My broad aversion to travel has been well documented in these pages. To be clear, though, while A (home) is always to be preferred, I’ve no objections whatsoever to B, C or – venturing further afield – even D. Being somewhere else is fine, it’s the getting there that I don’t care for.
That’s because the actual process of travel has two major potential pitfalls:
- Things might not go according to schedule.
- It involves other people (or ‘Hell’, as Sartre described them).
Here, I’m not going to dwell so much on 1, other than to establish the context that, earlier this week, a simple flight from Liverpool to Limoges, which would (should) have delivered me back to all the comforts of A in a perfectly straightforward manner, instead fell foul of the bolshie bastards that are collectively known as French Air Traffic Controllers.

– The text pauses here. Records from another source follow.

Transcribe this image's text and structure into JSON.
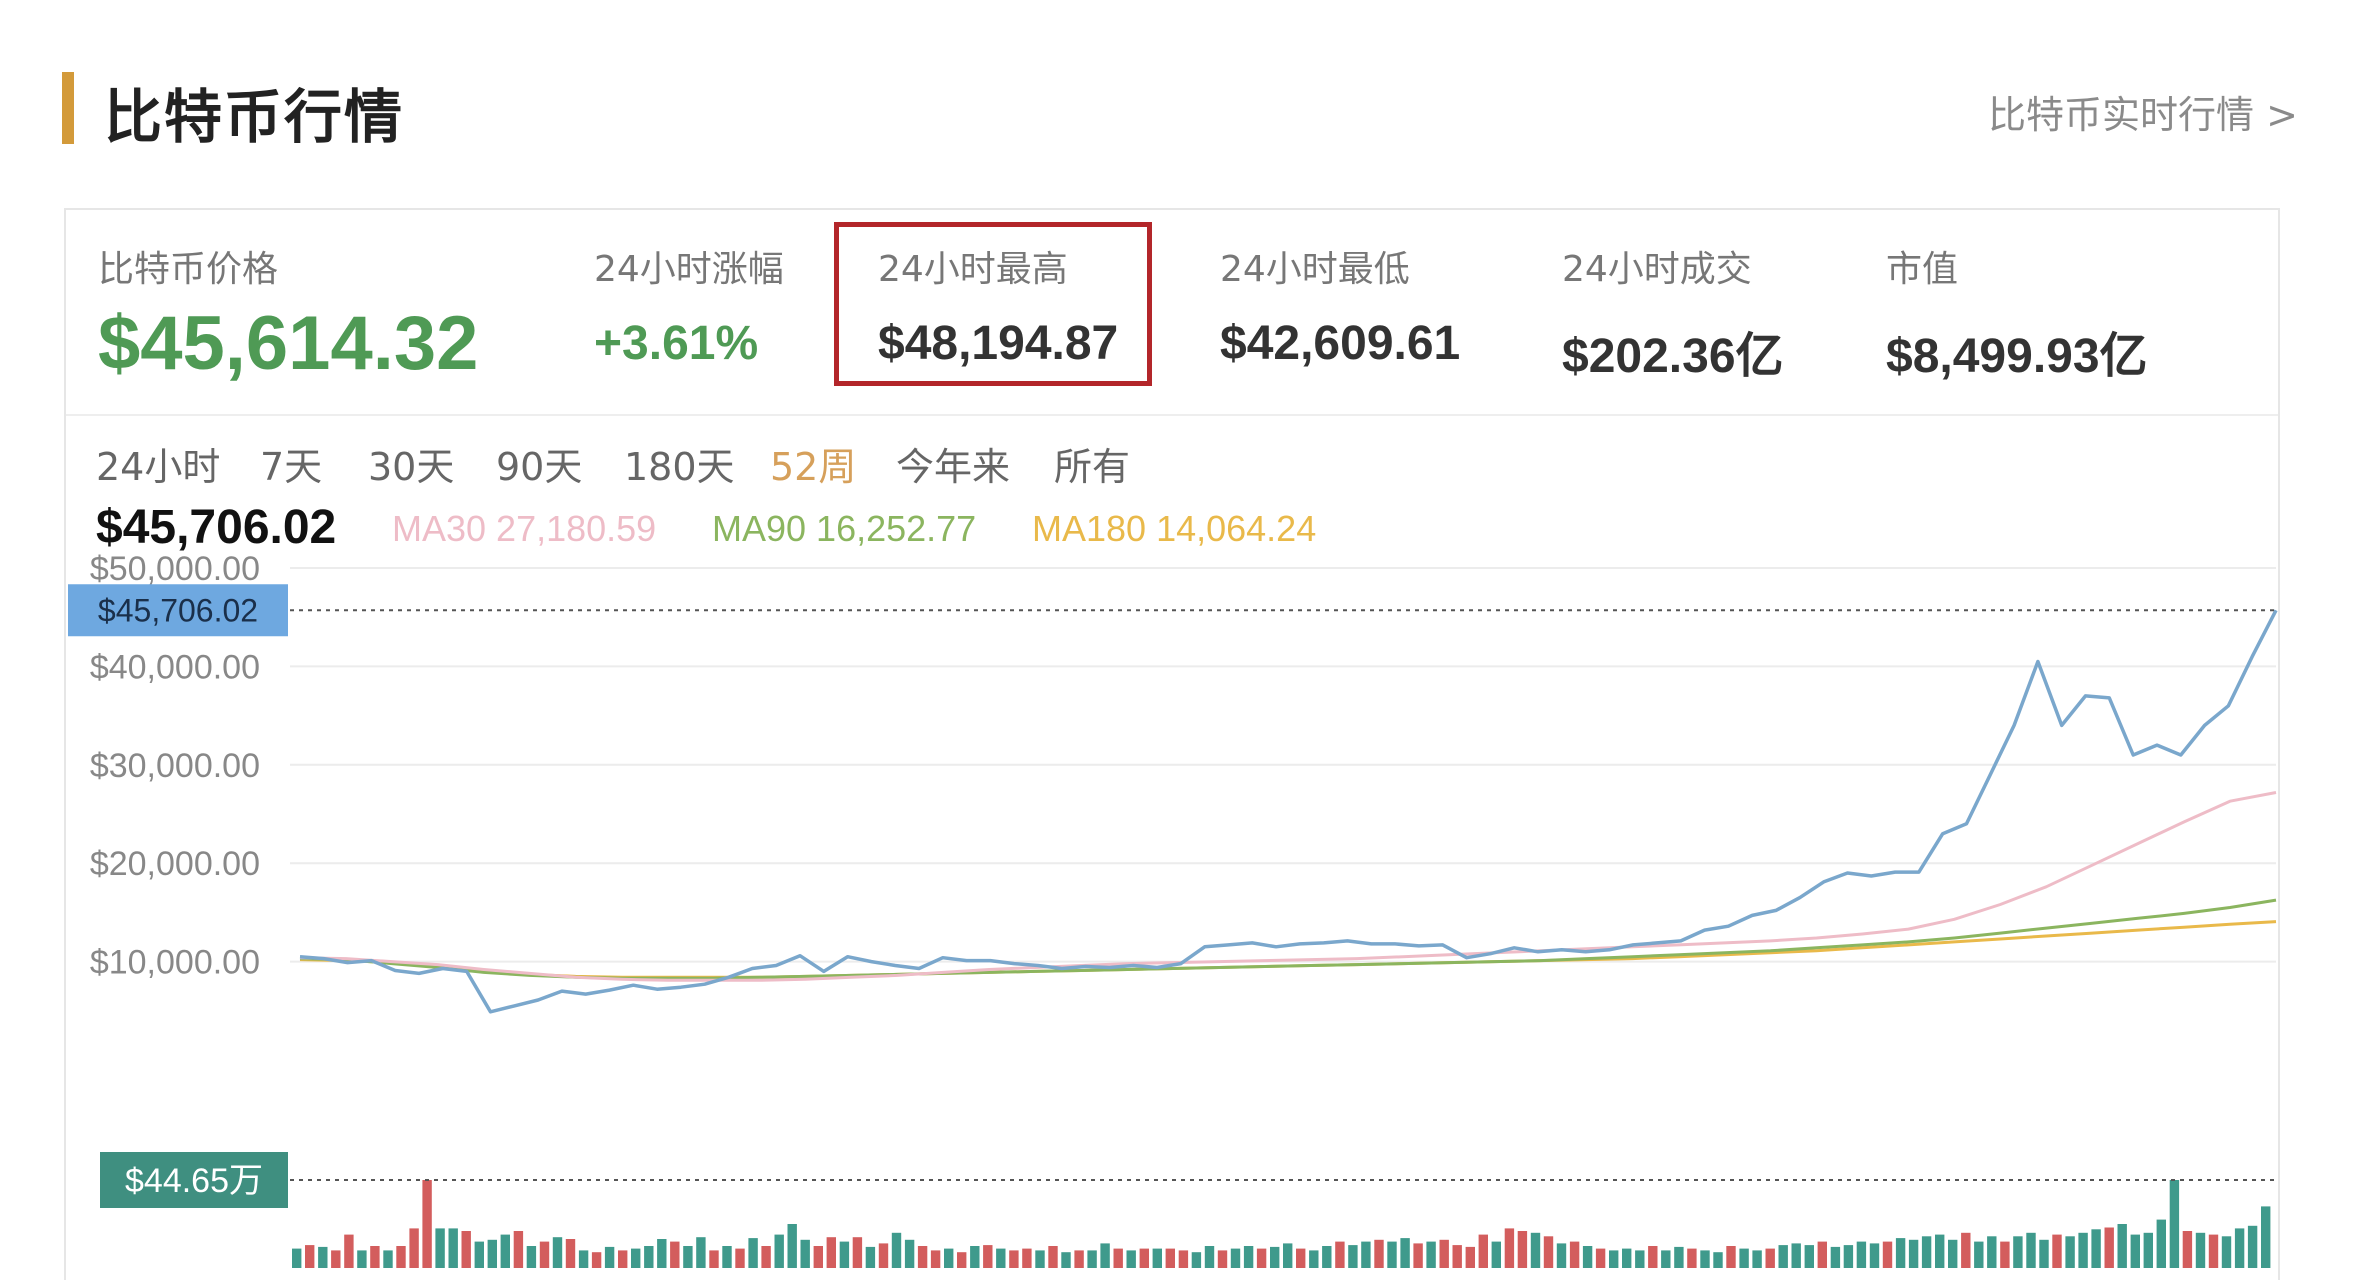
{
  "header": {
    "title": "比特币行情",
    "realtime_link": "比特币实时行情 >"
  },
  "stats": [
    {
      "label": "比特币价格",
      "value": "$45,614.32"
    },
    {
      "label": "24小时涨幅",
      "value": "+3.61%"
    },
    {
      "label": "24小时最高",
      "value": "$48,194.87"
    },
    {
      "label": "24小时最低",
      "value": "$42,609.61"
    },
    {
      "label": "24小时成交",
      "value": "$202.36亿"
    },
    {
      "label": "市值",
      "value": "$8,499.93亿"
    }
  ],
  "ranges": [
    "24小时",
    "7天",
    "30天",
    "90天",
    "180天",
    "52周",
    "今年来",
    "所有"
  ],
  "active_range": "52周",
  "current_price": "$45,706.02",
  "ma": [
    {
      "label": "MA30 27,180.59",
      "color": "#eebcc7"
    },
    {
      "label": "MA90 16,252.77",
      "color": "#8bb55f"
    },
    {
      "label": "MA180 14,064.24",
      "color": "#e9b94a"
    }
  ],
  "colors": {
    "price_up": "#4f9a55",
    "price_line": "#7aa7cc",
    "vol_up": "#3f9a8c",
    "vol_down": "#d35d5d",
    "price_tag": "#6ea8e0",
    "vol_tag": "#3f8f80"
  },
  "chart_data": {
    "type": "line",
    "ylim": [
      0,
      50000
    ],
    "y_ticks": [
      "$50,000.00",
      "$40,000.00",
      "$30,000.00",
      "$20,000.00",
      "$10,000.00"
    ],
    "y_tick_values": [
      50000,
      40000,
      30000,
      20000,
      10000
    ],
    "price_marker": {
      "label": "$45,706.02",
      "value": 45706.02
    },
    "volume_marker": {
      "label": "$44.65万"
    },
    "series": [
      {
        "name": "",
        "values": [
          10500,
          10300,
          9900,
          10100,
          9100,
          8800,
          9300,
          9000,
          4900,
          5500,
          6100,
          7000,
          6700,
          7100,
          7600,
          7200,
          7400,
          7700,
          8400,
          9300,
          9600,
          10600,
          9000,
          10500,
          10000,
          9600,
          9300,
          10400,
          10100,
          10100,
          9800,
          9600,
          9300,
          9500,
          9400,
          9600,
          9400,
          9800,
          11500,
          11700,
          11900,
          11500,
          11800,
          11900,
          12100,
          11800,
          11800,
          11600,
          11700,
          10400,
          10800,
          11400,
          11000,
          11200,
          11000,
          11200,
          11700,
          11900,
          12100,
          13200,
          13600,
          14700,
          15200,
          16500,
          18100,
          19000,
          18700,
          19100,
          19100,
          23000,
          24000,
          29000,
          34000,
          40500,
          34000,
          37000,
          36800,
          31000,
          32000,
          31000,
          34000,
          36000,
          41000,
          45706
        ]
      },
      {
        "name": "MA30",
        "values": [
          10400,
          10300,
          10000,
          9700,
          9200,
          8800,
          8400,
          8200,
          8100,
          8100,
          8100,
          8200,
          8400,
          8600,
          8900,
          9200,
          9400,
          9600,
          9800,
          9900,
          10000,
          10100,
          10200,
          10300,
          10500,
          10700,
          10900,
          11100,
          11300,
          11500,
          11700,
          11900,
          12100,
          12400,
          12800,
          13300,
          14300,
          15800,
          17600,
          19800,
          22000,
          24200,
          26300,
          27181
        ]
      },
      {
        "name": "MA90",
        "values": [
          10300,
          10200,
          9800,
          9400,
          8900,
          8600,
          8400,
          8300,
          8300,
          8300,
          8400,
          8500,
          8600,
          8700,
          8800,
          8900,
          9000,
          9100,
          9200,
          9300,
          9400,
          9500,
          9600,
          9700,
          9800,
          9900,
          10000,
          10100,
          10300,
          10500,
          10700,
          10900,
          11100,
          11400,
          11700,
          12000,
          12400,
          12900,
          13400,
          13900,
          14400,
          14900,
          15500,
          16253
        ]
      },
      {
        "name": "MA180",
        "values": [
          10200,
          10100,
          9900,
          9500,
          9000,
          8700,
          8500,
          8400,
          8400,
          8400,
          8400,
          8500,
          8600,
          8700,
          8800,
          8900,
          9000,
          9100,
          9200,
          9300,
          9400,
          9500,
          9600,
          9700,
          9800,
          9900,
          10000,
          10100,
          10200,
          10300,
          10500,
          10700,
          10900,
          11100,
          11400,
          11700,
          12000,
          12300,
          12600,
          12900,
          13200,
          13500,
          13800,
          14064
        ]
      }
    ],
    "volume": {
      "max_label": "$44.65万",
      "values": [
        0.22,
        0.26,
        0.24,
        0.2,
        0.38,
        0.2,
        0.25,
        0.2,
        0.25,
        0.45,
        1.0,
        0.45,
        0.45,
        0.42,
        0.3,
        0.32,
        0.38,
        0.42,
        0.25,
        0.3,
        0.35,
        0.33,
        0.2,
        0.18,
        0.24,
        0.2,
        0.22,
        0.25,
        0.33,
        0.3,
        0.25,
        0.35,
        0.2,
        0.25,
        0.22,
        0.34,
        0.25,
        0.38,
        0.5,
        0.32,
        0.25,
        0.35,
        0.3,
        0.35,
        0.24,
        0.28,
        0.4,
        0.32,
        0.25,
        0.2,
        0.22,
        0.18,
        0.25,
        0.26,
        0.22,
        0.2,
        0.22,
        0.2,
        0.25,
        0.18,
        0.2,
        0.2,
        0.28,
        0.22,
        0.2,
        0.22,
        0.22,
        0.22,
        0.2,
        0.18,
        0.25,
        0.2,
        0.22,
        0.25,
        0.22,
        0.24,
        0.28,
        0.22,
        0.2,
        0.25,
        0.3,
        0.26,
        0.3,
        0.32,
        0.3,
        0.34,
        0.28,
        0.3,
        0.32,
        0.26,
        0.24,
        0.38,
        0.3,
        0.45,
        0.42,
        0.4,
        0.36,
        0.28,
        0.3,
        0.25,
        0.22,
        0.2,
        0.22,
        0.2,
        0.25,
        0.2,
        0.24,
        0.22,
        0.2,
        0.18,
        0.25,
        0.22,
        0.2,
        0.22,
        0.26,
        0.28,
        0.26,
        0.3,
        0.24,
        0.26,
        0.3,
        0.28,
        0.3,
        0.34,
        0.32,
        0.36,
        0.38,
        0.32,
        0.4,
        0.3,
        0.36,
        0.3,
        0.36,
        0.4,
        0.32,
        0.38,
        0.36,
        0.4,
        0.44,
        0.46,
        0.5,
        0.38,
        0.4,
        0.55,
        1.0,
        0.42,
        0.4,
        0.38,
        0.36,
        0.45,
        0.48,
        0.7
      ],
      "up": [
        1,
        0,
        1,
        0,
        0,
        1,
        0,
        1,
        0,
        0,
        0,
        1,
        1,
        0,
        1,
        1,
        1,
        0,
        1,
        0,
        1,
        0,
        1,
        0,
        1,
        0,
        1,
        1,
        1,
        0,
        1,
        1,
        0,
        1,
        0,
        1,
        0,
        1,
        1,
        1,
        0,
        0,
        1,
        0,
        1,
        0,
        1,
        1,
        0,
        0,
        1,
        0,
        1,
        0,
        1,
        0,
        0,
        1,
        0,
        1,
        0,
        1,
        1,
        0,
        1,
        0,
        1,
        0,
        0,
        1,
        1,
        0,
        1,
        1,
        0,
        1,
        1,
        0,
        1,
        1,
        0,
        1,
        1,
        0,
        1,
        1,
        0,
        1,
        0,
        0,
        0,
        0,
        1,
        0,
        0,
        1,
        0,
        1,
        0,
        1,
        0,
        1,
        1,
        1,
        0,
        1,
        1,
        0,
        1,
        1,
        0,
        1,
        1,
        0,
        1,
        1,
        1,
        0,
        1,
        1,
        1,
        1,
        0,
        1,
        1,
        1,
        1,
        1,
        0,
        1,
        1,
        0,
        1,
        1,
        1,
        0,
        1,
        1,
        1,
        0,
        1,
        1,
        1,
        1,
        1,
        0,
        1,
        0,
        1,
        1,
        1,
        1
      ]
    }
  }
}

As a result of their industrial inaction earlier this week, my journey home instead involved three train trips and an unscheduled overnight stay in London.
My real focus here is on the middle leg of this unplanned, unwanted and expensive caravenserai – the Eurostar from London to Paris. Everything ran to time but the experience struck me as an archetype, demonstrating much that is wrong with public transport.
I.e. the public.
You may think I’m being particularly jaundiced about this, perhaps because it was very early in the morning (work your way backwards from the 05:40 departure time to imagine what my alarm(s) were set for), but it was the same for everyone and at least I managed to comport myself with some dignity and respect for my fellow-travellers. Such a shame that some of them were apparently unable to do likewise.
On the positive side, though, my misanthropic ruminations during the journey led me to establish what may be a new cataloguing system for utilisers of public transport. You probably all recognise the types.
Unless you’re one of them.
The innumerati. Hey, genius: every seat has a number on it. So does your ticket; all you have to do is match these two numbers and sit where you’re supposed to. It’s not difficult. Furthermore – although you apparently find this impossible to comprehend – the seats are labelled in numerical order. They are not in random order. This means that if your ticket says ‘Seat 15’, for example, the chances are pretty high that the place you’re looking for will be found somewhere between Seat 14 and Seat 16. Why therefore do you block the aisle with a bemused expression and an inability to locate your seat?
Love’s young dream. I’m genuinely very happy for the pair of you, and in most circumstances it’s heartwarming to see such genuine, nay ardent, manifestations of mutual attraction. But not on a train at six in the morning. Get a room.
However, my real insight on this occasion was to realise that some of the most common vulgar pejoratives that colloquial English has to offer are actually based on the behavioural patterns of some people on public transport.
Tossers. Fine; you have the seat next to mine – but who’s arguing? Is it really necessary to send your newspaper flying inches from my nose to ‘claim’ your window seat? Do you also get up early to get your towels down on the sun-loungers? Is it a coincidence that you are reading Die Welt?
Plonkers. Chances are that travellers of this type are also tossers, although I suspect that some of them can’t read so have no newspapers to toss. Do you absolutely have to plonk yourself down in your seat so hard that the carriage rocks and coffee is spilt three rows away? No, of course you don’t, so why not just lower yourself gently into your allotted space?
Slappers. You’re obviously not very good at packing, are you? Why else would you have three or four bags slung over your arms or shoulders with which you beat the heads of those already seated as you force your way along the aisle to your own seat, or where you think it might be? You could at least apologise, you ignorant bastard.
And finally, perhaps the worst of all:
Bouncers. Why don’t you just sit still? Do you really have to bounce up and down every five minutes to check in your luggage that you’ve got your passport…and your wallet…and your onward ticket?
Oh hang on: that’s me…